A director and screenwriter, who along with his classmatesIvan Passer, Jaroslav Papoušek and Miroslav Ondříček made fundamental works of Czech cinema from the 1960s, such as Černý Petr (Black Peter), Lásky jedné plavovlásky (Loves of a Blonde) and Hoří, má panenko (The Firemen’s Ball).
His style was influenced by the spirit of cinéma-verité. Forman’s themes dealt with the present and the people who lived in it, and they concerned these people’s problems and their view of the world. He often worked with non-actors, and in his films he created a quirky poetic, human tragicomic vision. Because of his perceptive and critical artistic view of reality, Miloš Forman quickly became troublesome for the governing regime of the time. Like many others, Forman left Czechoslovakia in 1968 and went to the United States.
He was the only Czech filmmaker who then managed to build a very successful career. His English-language debut was the picture Taking Off (he collaborated on the screenplay with Jean-Claude Carriére). He recorded his first Oscar success with the film One Flew Over the Cuckoo’s Nest based on the book by Ken Kesey starring Jack Nicholson in the lead role. He won a second Oscar for the film Amadeus, of which shot a large part in Prague. His most recent film was Man on the Moon, starring Jim Carrey as the controversial comedian Andy Kaufman. The actor and director Ed Norton is a great admirer of Forman. Forman actually played a cameo role as a priest in Norton’s film Keeping the Faith (2000). Miloš Forman’s sons Matěj and Petr Forman are popular actors and run their own theater company.
- 1967 – Hoří, má panenko (The Firemen’s Ball)
- 1971 – Taking Off – Cannes Festival Grand Jury Prize for Forman
- 1976 – One Flew Over the Cuckoo’s Nest – five Oscars, including the director’s award

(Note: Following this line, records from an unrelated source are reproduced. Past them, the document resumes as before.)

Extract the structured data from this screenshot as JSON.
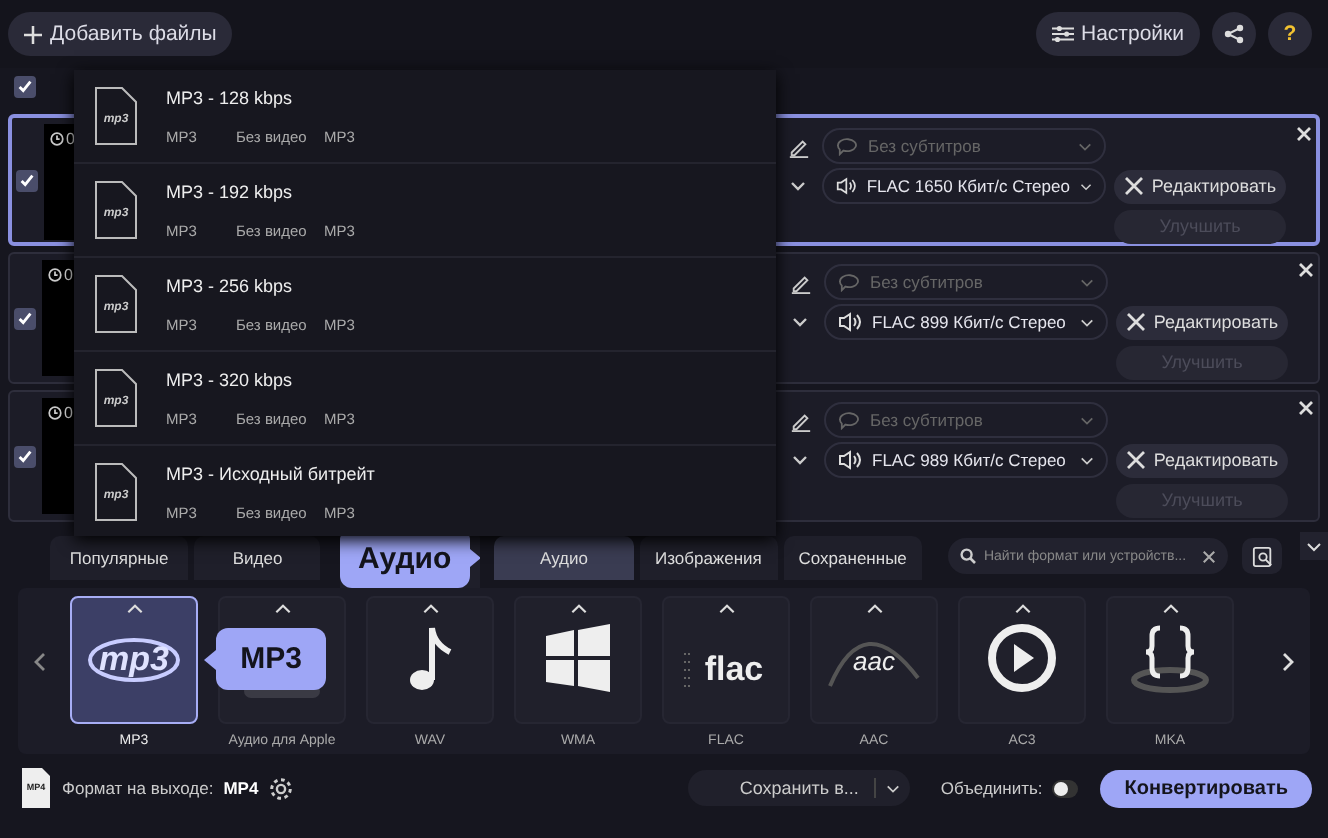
{
  "toolbar": {
    "add_button": "Добавить файлы",
    "settings_button": "Настройки",
    "help_button": "?"
  },
  "select_all": {
    "checked": true
  },
  "files": [
    {
      "checked": true,
      "selected": true,
      "time": "0",
      "subtitles": "Без субтитров",
      "audio": "FLAC 1650 Кбит/с Стерео",
      "edit_button": "Редактировать",
      "enhance_button": "Улучшить"
    },
    {
      "checked": true,
      "selected": false,
      "time": "0",
      "subtitles": "Без субтитров",
      "audio": "FLAC 899 Кбит/с Стерео",
      "edit_button": "Редактировать",
      "enhance_button": "Улучшить"
    },
    {
      "checked": true,
      "selected": false,
      "time": "0",
      "subtitles": "Без субтитров",
      "audio": "FLAC 989 Кбит/с Стерео",
      "edit_button": "Редактировать",
      "enhance_button": "Улучшить"
    }
  ],
  "preset_menu": {
    "items": [
      {
        "title": "MP3 - 128 kbps",
        "icon_text": "mp3",
        "details": [
          "MP3",
          "Без видео",
          "MP3"
        ]
      },
      {
        "title": "MP3 - 192 kbps",
        "icon_text": "mp3",
        "details": [
          "MP3",
          "Без видео",
          "MP3"
        ]
      },
      {
        "title": "MP3 - 256 kbps",
        "icon_text": "mp3",
        "details": [
          "MP3",
          "Без видео",
          "MP3"
        ]
      },
      {
        "title": "MP3 - 320 kbps",
        "icon_text": "mp3",
        "details": [
          "MP3",
          "Без видео",
          "MP3"
        ]
      },
      {
        "title": "MP3 - Исходный битрейт",
        "icon_text": "mp3",
        "details": [
          "MP3",
          "Без видео",
          "MP3"
        ]
      }
    ]
  },
  "format_tabs": [
    {
      "label": "Популярные",
      "selected": false
    },
    {
      "label": "Видео",
      "selected": false
    },
    {
      "label": "Аудио",
      "selected": true
    },
    {
      "label": "Изображения",
      "selected": false
    },
    {
      "label": "Сохраненные",
      "selected": false
    }
  ],
  "search": {
    "placeholder": "Найти формат или устройств..."
  },
  "tooltips": [
    {
      "kind": "tab",
      "text": "Аудио"
    },
    {
      "kind": "format",
      "text": "MP3"
    }
  ],
  "formats": [
    {
      "kind": "mp3",
      "label": "MP3",
      "logo": "mp3",
      "selected": true
    },
    {
      "kind": "apple",
      "label": "Аудио для Apple",
      "selected": false
    },
    {
      "kind": "note",
      "label": "WAV",
      "selected": false
    },
    {
      "kind": "windows",
      "label": "WMA",
      "selected": false
    },
    {
      "kind": "flac",
      "label": "FLAC",
      "logo": "flac",
      "selected": false
    },
    {
      "kind": "aac",
      "label": "AAC",
      "logo": "aac",
      "selected": false
    },
    {
      "kind": "play",
      "label": "AC3",
      "selected": false
    },
    {
      "kind": "braces",
      "label": "MKA",
      "selected": false
    }
  ],
  "bottom": {
    "output_icon_text": "MP4",
    "output_label": "Формат на выходе:",
    "output_value": "MP4",
    "save_button": "Сохранить в...",
    "merge_label": "Объединить:",
    "merge_on": false,
    "convert_button": "Конвертировать"
  }
}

- 1979 – Hair – a celebrated anti-war musical
- 1984 – Amadeus – eight Oscars, a second director’s award
- 1999 – Man on the Moon
- 2006 - Goya's Ghosts